Author: Emily Lloyd-Jones
Series: Illusive #1
Genre: Young Adult, Science Fiction, Dystopian
Release Date: July 15, 2014
Publisher: Little Brown Books for Young Readers
They are criminals.
They are immune.
When the MK virus swept across the planet, a vaccine was created to stop the epidemic, but it came with some unexpected side effects. A small percentage of the population developed superhero-like powers, and Americans suffering from these so-called adverse effects were given an ultimatum: Serve the country or be declared a traitor.
Some people chose a third option: live a life of crime.
Seventeen-year-old Ciere Giba has the handy ability to change her appearance at will. She’s what’s known as an illusionist. She’s also a thief. After crossing a gang of mobsters, Ciere must team up with a group of fellow super-powered criminals on a job that most would consider too impossible: a hunt for the formula that gave them their abilities. It was supposedly destroyed years ago – but what if it wasn’t?
Government agents are hot on their trail, and the lines between good and bad, us and them, and freedom and entrapment are blurred as Ciere and the rest of her crew become embroiled in a dangerous race that could cost them their lives.
First Sentence: Ciere Giba wakes up to pounding on her hotel door.
I haven’t heard of Illusive until BEA, when my friend Cee from The Novel Hermit (hi Cee! -waves-) asked me if there were any ARCs of Illusive available there. (Just in case you’re wondering: There wasn’t any ARCs of Illusive at BEA. I think.) When I got home, I looked Illusive up right away and although I wasn’t impressed by the cover, the synopsis of the book did catch my interest. Hint: Just add teenagers with superpowers in your book and I’ll most likely want to read it. Just like any other superhero/superpower books I’ve read, I really enjoyed reading Illusive.
“We’re not here to pee,” Ciere says.
“Speak for yousrelf,” Devon replies, poking at the door. It swings open, and he makes a face. A horrible stench wafts out, and he takes a step back. “On second thought, you’re right. (205-206)
There wasn’t a single boring moment in Illusive. Right from the very first page, Emily Lloyd-Jones wasn’t afraid to pull any punches. Ciere, the heroine of Illusive, was in danger right from the very first sentence and that was the moment that Illusive completely caught and kept my attention. Illusive was full of non-stop action and there wasn’t a single boring moment in the book. The pacing was great and I was fully invested in each of the characters, their missions, and their hopes and dreams in the cruel world they live in. Sure, sometimes the characters were very frustrating – I’m talking about you Ciere – but that didn’t affect my enjoyment of the book at all.
There was some info-dump in Illusive, but I didn’t mind it at all.
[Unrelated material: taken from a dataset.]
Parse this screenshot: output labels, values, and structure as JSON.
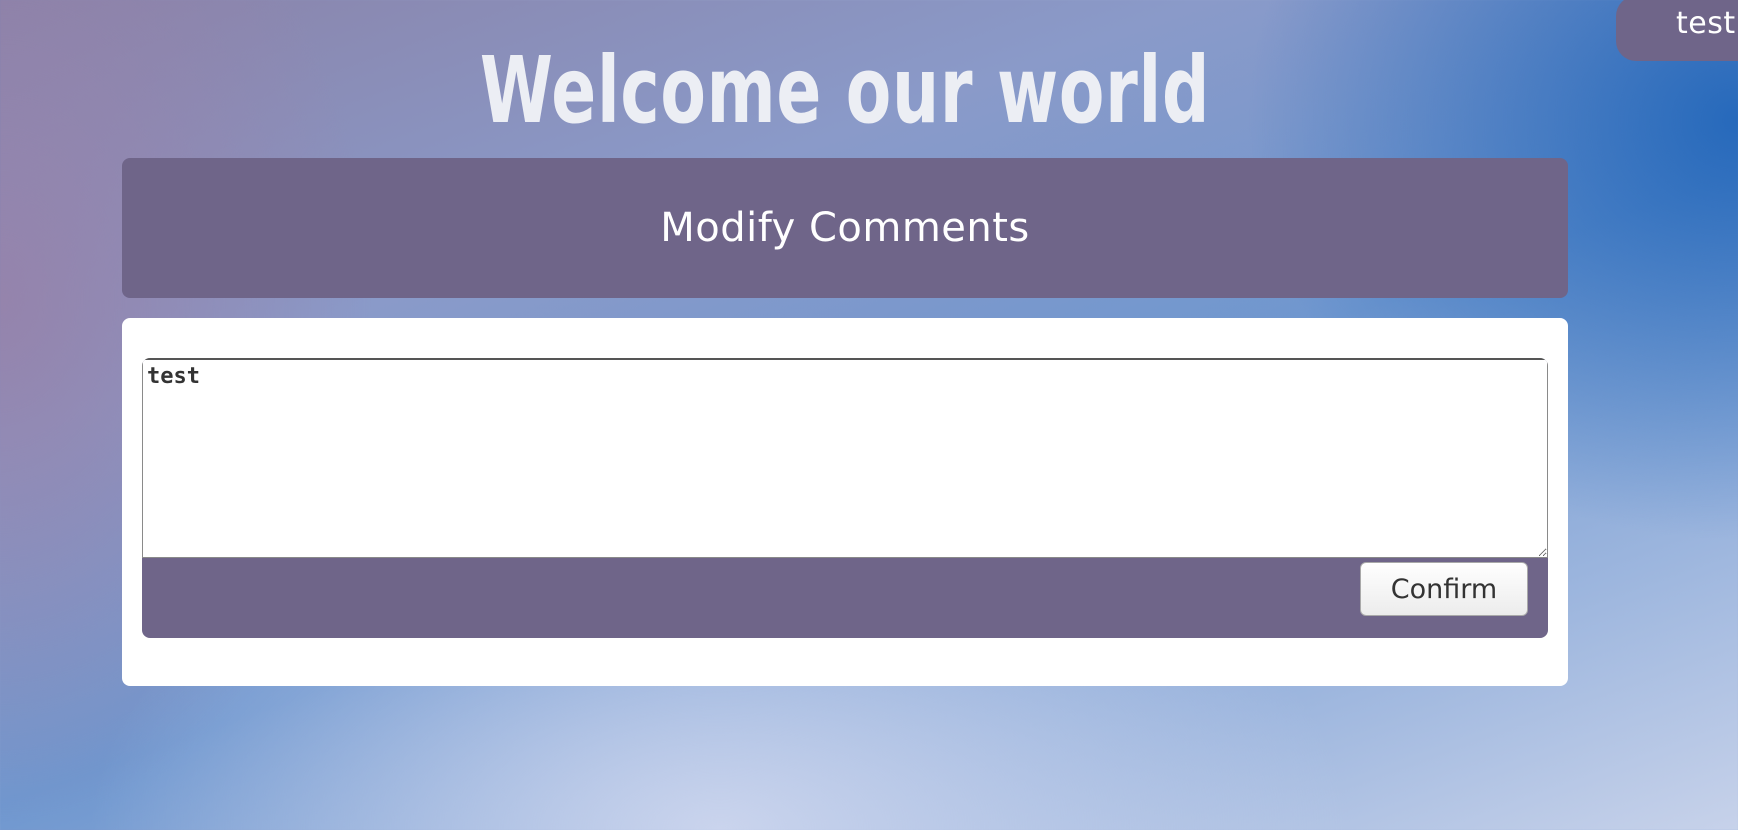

I wanted to understand how people got their superpowers and how the world became the way it currently was as quickly as possible. In fact, I barely even noticed that there was some info-dumping going on; I only noticed it when I reread some of my favorite parts again, looking for quotes to use in this review.
Fiacre Pharmaceuticals simply did not take the time it needed to thoroughly test the vaccine.
If the truth had been known, the commercials would have sounded something like this:
Side effects may include itching at the site of injection, dizziness, weakness, fever, and rash. Approximately 0.003% of those vaccinated may experience on of the following adverse effects… (15)
I’ve mentioned this before in my other reviews and I’ll mention this again: I personally feel that the world-building is the most important part in dystopians. Without any good world-building, the book won’t really be considered as a dystopian since readers won’t have any idea on why the world is considered a dystopian the first place. (I hope I’m making sense here.) I felt like the world-building in Illusive was quite simple, but the good thing is that I don’t have any unanswered questions about it. Emily Lloyd-Jones covered enough of the world to keep me interested, know what was going on, and know who really has all the power in a world like this one.
Overall, if you’re a fan of superhero/superpower books, I’ll definitely recommend you to try reading Illusive. I guarantee you’ll have a lot of fun reading it.